For some years now, many of Nigeria’s youth have perished in various parts of Northern Nigeria where they were posted to serve their fatherland. They left home waving to their smiling parents and family members, only to be returned to them as corpses amid tears.
Today the country is callously doing little to protect the young graduates it sent out to serve her. Despite the Boko Haram wreaking havoc in states of the north, resulting in mass exodus from some of them, the NYSC authorities are still sending corps members to those places, including; wait for it, Maiduguri! Yes, Maiduguri. I learnt from the ongoing NYSC Batch A postings that many graduates from the southern part of the country are being posted to many flash points in the north, with the lame caveat that they could apply for reposting when they get there.

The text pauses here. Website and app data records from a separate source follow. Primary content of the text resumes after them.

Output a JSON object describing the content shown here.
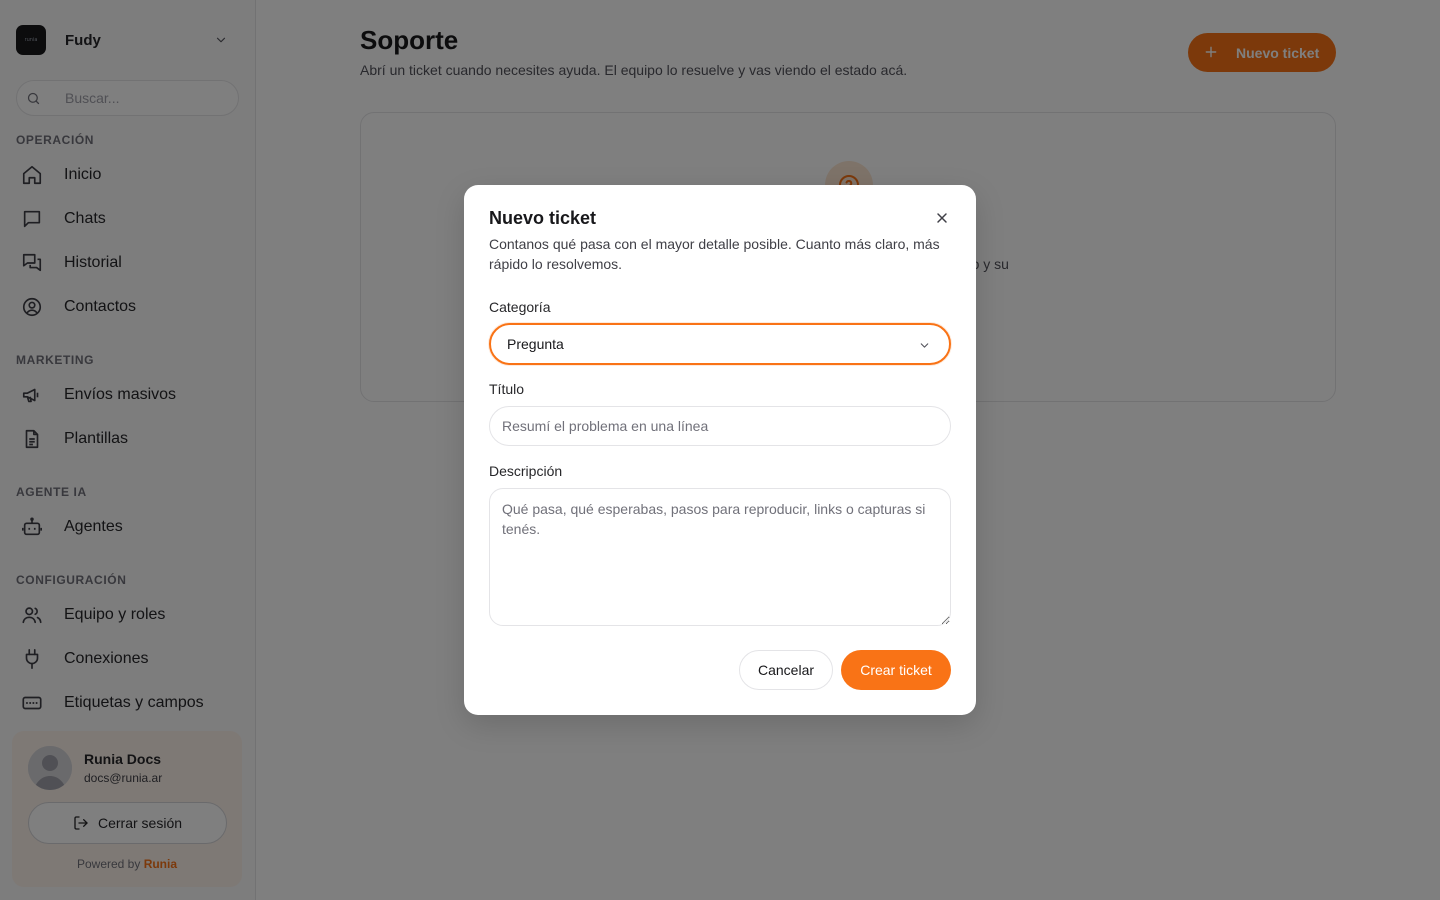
{
  "sidebar": {
    "workspace": {
      "logo_text": "runia",
      "name": "Fudy",
      "icon": "chevron-down-icon"
    },
    "search": {
      "placeholder": "Buscar...",
      "icon": "search-icon"
    },
    "sections": [
      {
        "label": "OPERACIÓN"
      },
      {
        "label": "MARKETING"
      },
      {
        "label": "AGENTE IA"
      },
      {
        "label": "CONFIGURACIÓN"
      }
    ],
    "items": [
      {
        "label": "Inicio",
        "icon": "home-icon"
      },
      {
        "label": "Chats",
        "icon": "chat-icon"
      },
      {
        "label": "Historial",
        "icon": "messages-icon"
      },
      {
        "label": "Contactos",
        "icon": "user-circle-icon"
      },
      {
        "label": "Envíos masivos",
        "icon": "megaphone-icon"
      },
      {
        "label": "Plantillas",
        "icon": "document-icon"
      },
      {
        "label": "Agentes",
        "icon": "bot-icon"
      },
      {
        "label": "Equipo y roles",
        "icon": "users-icon"
      },
      {
        "label": "Conexiones",
        "icon": "plug-icon"
      },
      {
        "label": "Etiquetas y campos",
        "icon": "tag-fields-icon"
      }
    ],
    "user": {
      "name": "Runia Docs",
      "email": "docs@runia.ar",
      "logout_label": "Cerrar sesión",
      "powered_prefix": "Powered by",
      "powered_brand": "Runia"
    }
  },
  "main": {
    "title": "Soporte",
    "subtitle": "Abrí un ticket cuando necesites ayuda. El equipo lo resuelve y vas viendo el estado acá.",
    "new_ticket_label": "Nuevo ticket",
    "empty_text_visible": "ado y su"
  },
  "modal": {
    "title": "Nuevo ticket",
    "description": "Contanos qué pasa con el mayor detalle posible. Cuanto más claro, más rápido lo resolvemos.",
    "category_label": "Categoría",
    "category_value": "Pregunta",
    "title_label": "Título",
    "title_placeholder": "Resumí el problema en una línea",
    "description_label": "Descripción",
    "description_placeholder": "Qué pasa, qué esperabas, pasos para reproducir, links o capturas si tenés.",
    "cancel_label": "Cancelar",
    "create_label": "Crear ticket"
  },
  "colors": {
    "accent": "#f97316",
    "overlay": "rgba(0,0,0,0.5)",
    "sidebar_bg": "#fafafa",
    "user_card_bg": "#fdf3ea"
  }
}
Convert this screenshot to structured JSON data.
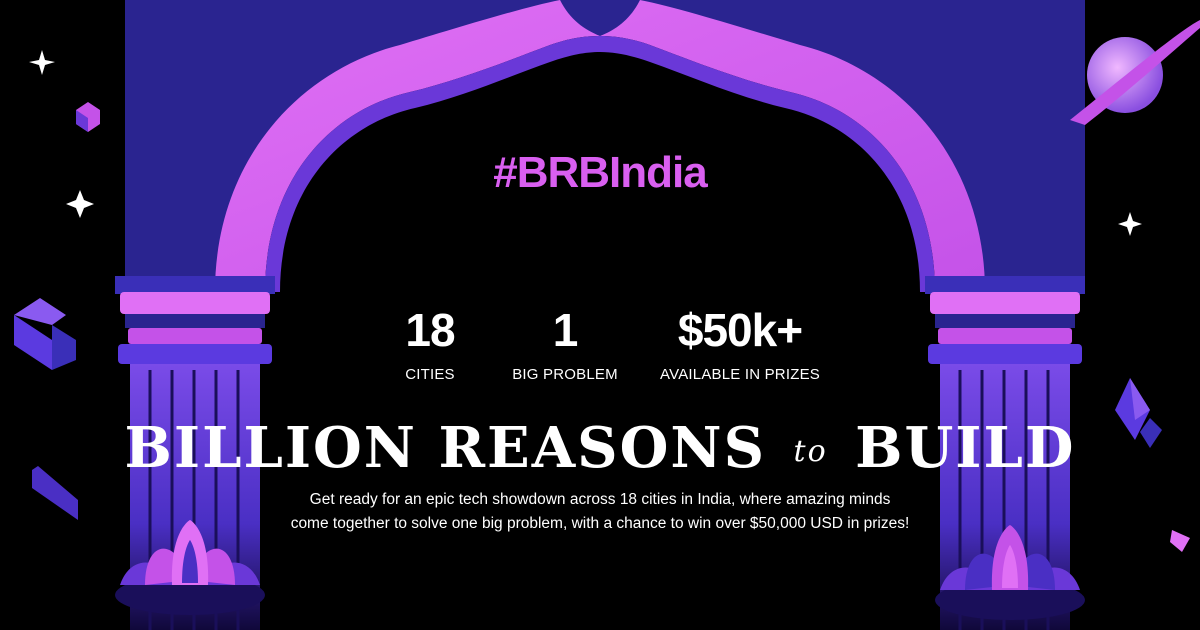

Why post them to their possible deaths in the first place when you know such places are bad? Has it occurred to them that a person posted to Maiduguri can be attacked and kidnapped on setting foot on that place? If that happens, from where will such a person apply for reposting? To me, that such postings should still be taking place exposes the crass hypocrisy of the entire exercise.
Do they want to tell me that if it had been the south that were the theatre of insurgency, northern students will still be posted there? If they really don’t want to consider the safety of these innocents, then they should either fashion out a way of ensuring that northern graduates serve in the north, while southern ones serve in the south; or they scrap the programme entirely. The lives of all Nigerians should matter. We should not be treating human life as though it is nothing.
No parent would be happy to waste money training their child in school only to lose that child due to some stupid and thoughtless action of some people at the helm who are not in touch with the realities of present day Nigeria.
Have we forgotten how Anambra State buried a female corps member killed in the north some years back? She was two months pregnant for her new husband.
It is time all Nigerians spoke up against this farce called NYSC programme for it has surely outlived its usefulness. Until security returns to the country, let our kids be alive to pursue their ambitions. We are tired of playing with fire.
It is suicidal sending our youths to their early graves simply because we are not ready to take back what we brought in. Let’s call a spade by its name.